*The task:*
All lines with the word "true" in the material below are required.

════

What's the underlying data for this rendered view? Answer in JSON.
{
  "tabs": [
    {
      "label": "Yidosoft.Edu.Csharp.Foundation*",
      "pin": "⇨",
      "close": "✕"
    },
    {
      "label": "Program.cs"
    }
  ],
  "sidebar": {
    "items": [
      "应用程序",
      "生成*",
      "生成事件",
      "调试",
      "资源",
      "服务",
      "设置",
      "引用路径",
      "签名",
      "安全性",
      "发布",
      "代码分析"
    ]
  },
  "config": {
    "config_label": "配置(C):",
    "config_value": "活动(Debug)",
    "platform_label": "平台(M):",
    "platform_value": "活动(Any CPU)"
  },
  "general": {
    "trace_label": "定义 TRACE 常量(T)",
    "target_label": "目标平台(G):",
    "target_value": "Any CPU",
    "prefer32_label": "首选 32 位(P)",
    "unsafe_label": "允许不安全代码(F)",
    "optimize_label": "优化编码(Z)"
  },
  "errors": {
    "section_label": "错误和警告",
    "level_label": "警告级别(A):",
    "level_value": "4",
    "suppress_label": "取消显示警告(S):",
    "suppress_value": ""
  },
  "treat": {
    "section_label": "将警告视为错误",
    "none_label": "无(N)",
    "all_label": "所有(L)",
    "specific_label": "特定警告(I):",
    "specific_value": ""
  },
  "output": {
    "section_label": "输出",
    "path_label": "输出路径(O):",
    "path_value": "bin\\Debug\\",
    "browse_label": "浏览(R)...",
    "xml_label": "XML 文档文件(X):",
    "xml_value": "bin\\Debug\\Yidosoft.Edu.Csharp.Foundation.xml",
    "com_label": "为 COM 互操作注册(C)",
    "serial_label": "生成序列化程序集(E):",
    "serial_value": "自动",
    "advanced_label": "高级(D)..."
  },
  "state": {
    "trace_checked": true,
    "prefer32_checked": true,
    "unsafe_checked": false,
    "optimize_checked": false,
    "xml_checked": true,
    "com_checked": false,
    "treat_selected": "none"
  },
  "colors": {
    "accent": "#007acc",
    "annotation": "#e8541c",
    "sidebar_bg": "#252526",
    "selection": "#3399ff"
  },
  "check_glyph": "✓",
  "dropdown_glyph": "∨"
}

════

*Finished exercise:*
    "trace_checked": true,
    "prefer32_checked": true,
    "xml_checked": true,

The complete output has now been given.